-- TASK --
Repeat exactly, and nothing more, the lines from the one that includes "Decode this image" through the final line of the entries; skip the pictures.

____ SUPPLIED ENTRIES

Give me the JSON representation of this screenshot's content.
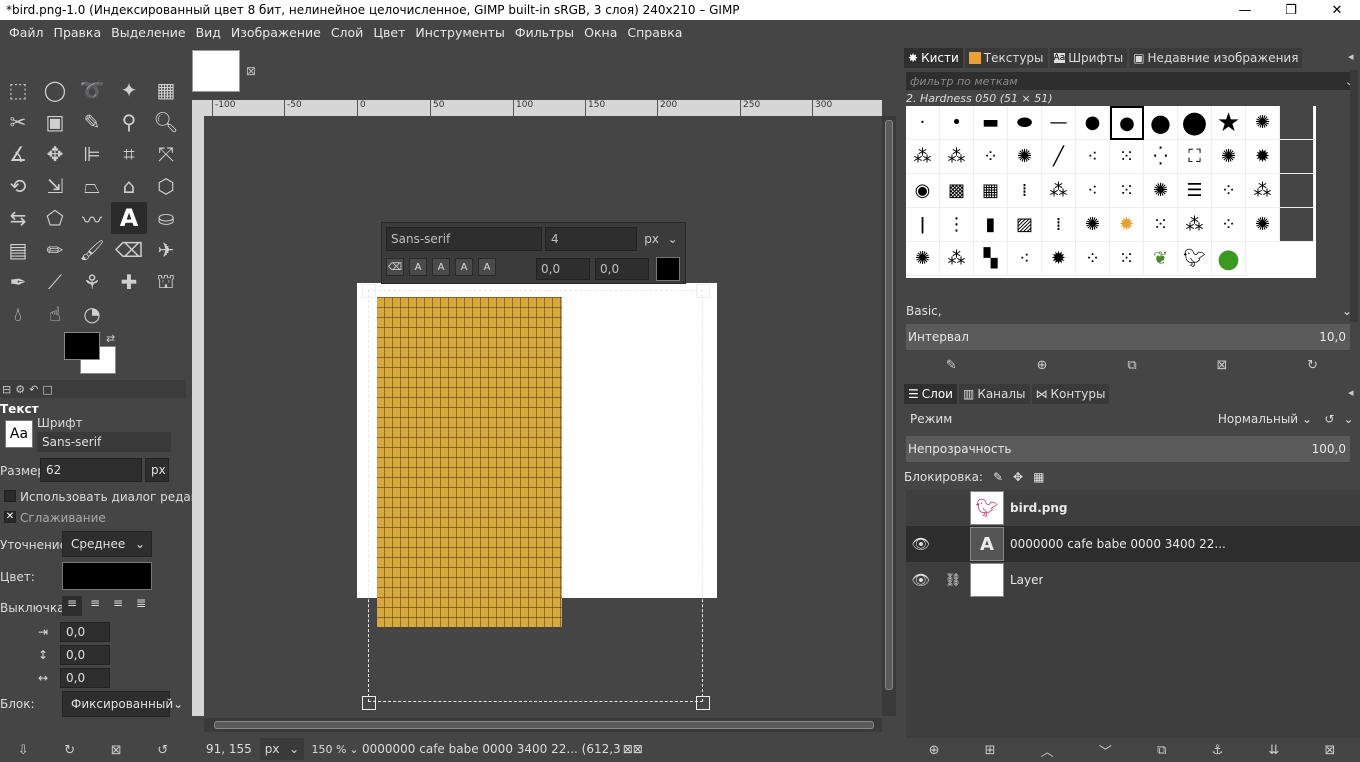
{
  "window": {
    "title": "*bird.png-1.0 (Индексированный цвет 8 бит, нелинейное целочисленное, GIMP built-in sRGB, 3 слоя) 240x210 – GIMP"
  },
  "menu": [
    "Файл",
    "Правка",
    "Выделение",
    "Вид",
    "Изображение",
    "Слой",
    "Цвет",
    "Инструменты",
    "Фильтры",
    "Окна",
    "Справка"
  ],
  "tool_options": {
    "title": "Текст",
    "font_label": "Шрифт",
    "font_value": "Sans-serif",
    "font_preview": "Aa",
    "size_label": "Размер:",
    "size_value": "62",
    "size_unit": "px",
    "use_editor_label": "Использовать диалог редакт",
    "antialias_label": "Сглаживание",
    "hinting_label": "Уточнение:",
    "hinting_value": "Среднее",
    "color_label": "Цвет:",
    "justify_label": "Выключка:",
    "indent_value": "0,0",
    "linespacing_value": "0,0",
    "letterspacing_value": "0,0",
    "box_label": "Блок:",
    "box_value": "Фиксированный"
  },
  "ruler_labels": [
    "-100",
    "-50",
    "0",
    "50",
    "100",
    "150",
    "200",
    "250",
    "300"
  ],
  "text_style_editor": {
    "font": "Sans-serif",
    "size": "4",
    "unit": "px",
    "baseline": "0,0",
    "kerning": "0,0"
  },
  "status": {
    "coords": "91, 155",
    "unit": "px",
    "zoom": "150 %",
    "message": "0000000 cafe babe 0000 3400 22... (612,3"
  },
  "dock": {
    "tabs_top": [
      "Кисти",
      "Текстуры",
      "Шрифты",
      "Недавние изображения"
    ],
    "filter_placeholder": "фильтр по меткам",
    "brush_name": "2. Hardness 050 (51 × 51)",
    "preset": "Basic,",
    "interval_label": "Интервал",
    "interval_value": "10,0",
    "tabs_layers": [
      "Слои",
      "Каналы",
      "Контуры"
    ],
    "mode_label": "Режим",
    "mode_value": "Нормальный",
    "opacity_label": "Непрозрачность",
    "opacity_value": "100,0",
    "lock_label": "Блокировка:",
    "layers": [
      {
        "name": "bird.png",
        "visible": false,
        "bold": true
      },
      {
        "name": "0000000 cafe babe 0000 3400 22...",
        "visible": true,
        "bold": false
      },
      {
        "name": "Layer",
        "visible": true,
        "bold": false
      }
    ]
  }
}
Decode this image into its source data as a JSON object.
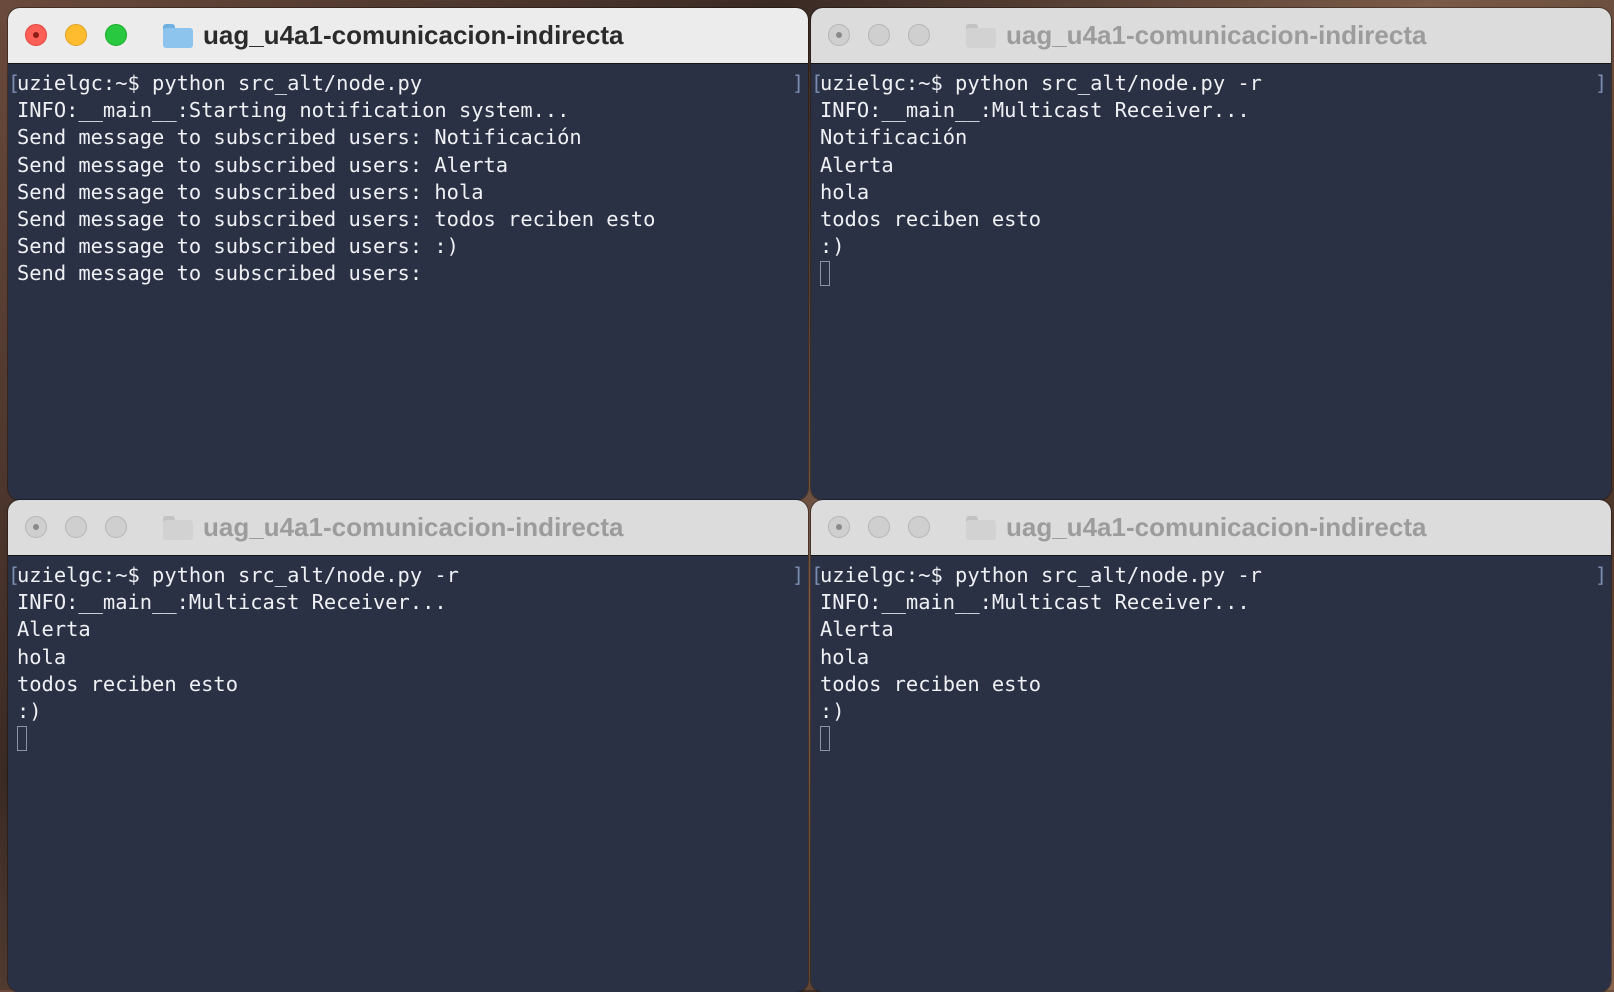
{
  "windows": [
    {
      "title": "uag_u4a1-comunicacion-indirecta",
      "lines": [
        "uzielgc:~$ python src_alt/node.py",
        "INFO:__main__:Starting notification system...",
        "Send message to subscribed users: Notificación",
        "Send message to subscribed users: Alerta",
        "Send message to subscribed users: hola",
        "Send message to subscribed users: todos reciben esto",
        "Send message to subscribed users: :)",
        "Send message to subscribed users:"
      ]
    },
    {
      "title": "uag_u4a1-comunicacion-indirecta",
      "lines": [
        "uzielgc:~$ python src_alt/node.py -r",
        "INFO:__main__:Multicast Receiver...",
        "Notificación",
        "Alerta",
        "hola",
        "todos reciben esto",
        ":)"
      ]
    },
    {
      "title": "uag_u4a1-comunicacion-indirecta",
      "lines": [
        "uzielgc:~$ python src_alt/node.py -r",
        "INFO:__main__:Multicast Receiver...",
        "Alerta",
        "hola",
        "todos reciben esto",
        ":)"
      ]
    },
    {
      "title": "uag_u4a1-comunicacion-indirecta",
      "lines": [
        "uzielgc:~$ python src_alt/node.py -r",
        "INFO:__main__:Multicast Receiver...",
        "Alerta",
        "hola",
        "todos reciben esto",
        ":)"
      ]
    }
  ],
  "colors": {
    "terminal_bg": "#2b3144",
    "terminal_fg": "#eef0f4",
    "close": "#fe5f57",
    "minimize": "#febc2e",
    "maximize": "#28c840"
  }
}
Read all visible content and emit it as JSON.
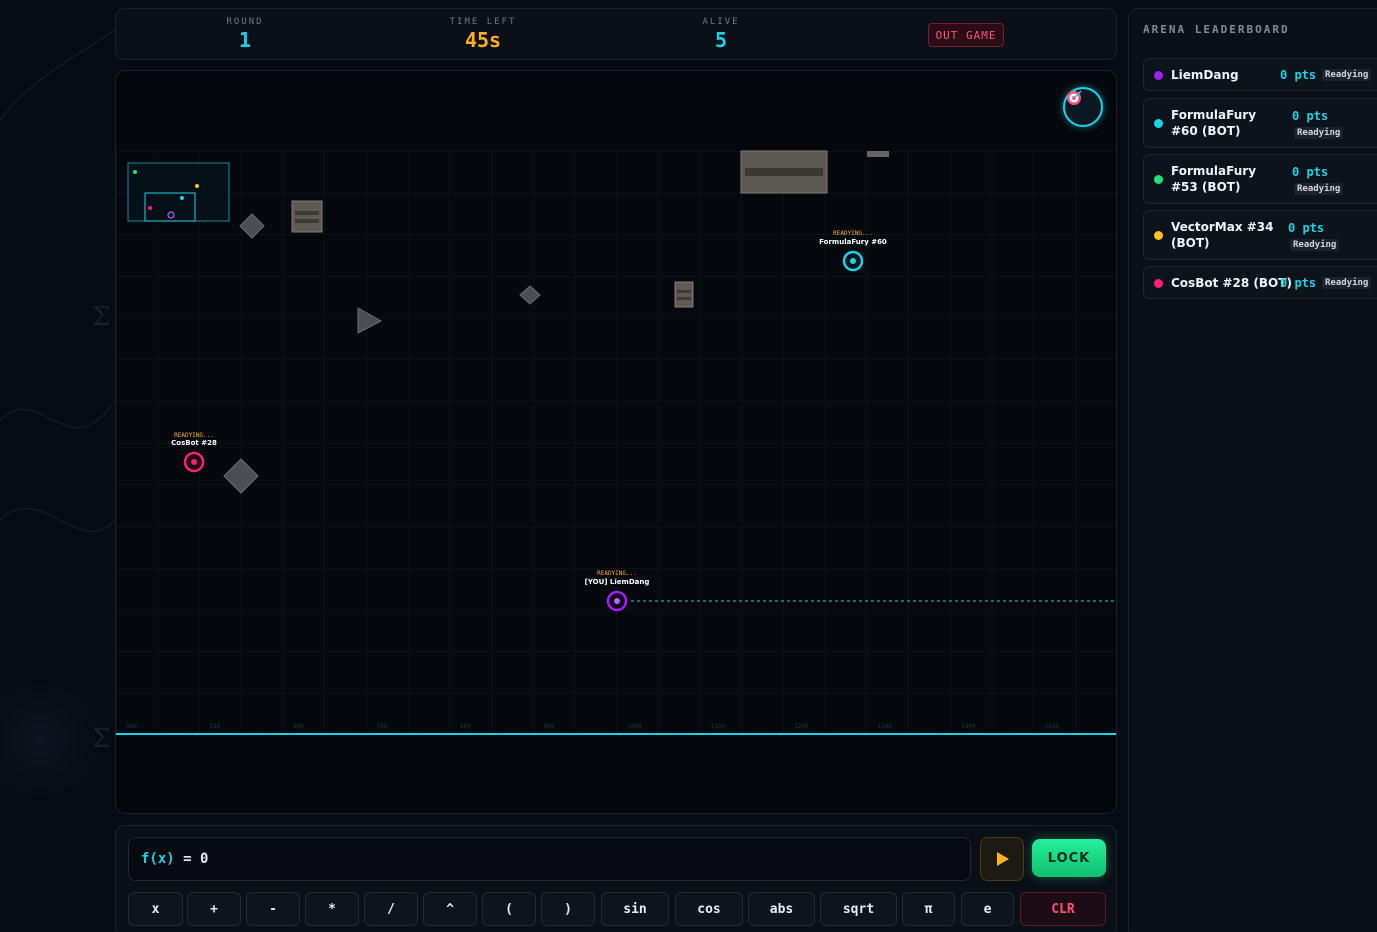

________

-- RESULT OF THIS EXERCISE --
Decode this image into its source data as a JSON object.
{
  "windows": [
    {
      "title": "uag_u4a1-comunicacion-indirecta",
      "lines": [
        "uzielgc:~$ python src_alt/node.py",
        "INFO:__main__:Starting notification system...",
        "Send message to subscribed users: Notificación",
        "Send message to subscribed users: Alerta",
        "Send message to subscribed users: hola",
        "Send message to subscribed users: todos reciben esto",
        "Send message to subscribed users: :)",
        "Send message to subscribed users:"
      ]
    },
    {
      "title": "uag_u4a1-comunicacion-indirecta",
      "lines": [
        "uzielgc:~$ python src_alt/node.py -r",
        "INFO:__main__:Multicast Receiver...",
        "Notificación",
        "Alerta",
        "hola",
        "todos reciben esto",
        ":)"
      ]
    },
    {
      "title": "uag_u4a1-comunicacion-indirecta",
      "lines": [
        "uzielgc:~$ python src_alt/node.py -r",
        "INFO:__main__:Multicast Receiver...",
        "Alerta",
        "hola",
        "todos reciben esto",
        ":)"
      ]
    },
    {
      "title": "uag_u4a1-comunicacion-indirecta",
      "lines": [
        "uzielgc:~$ python src_alt/node.py -r",
        "INFO:__main__:Multicast Receiver...",
        "Alerta",
        "hola",
        "todos reciben esto",
        ":)"
      ]
    }
  ],
  "colors": {
    "terminal_bg": "#2b3144",
    "terminal_fg": "#eef0f4",
    "close": "#fe5f57",
    "minimize": "#febc2e",
    "maximize": "#28c840"
  }
}
Read all visible content and emit it as JSON.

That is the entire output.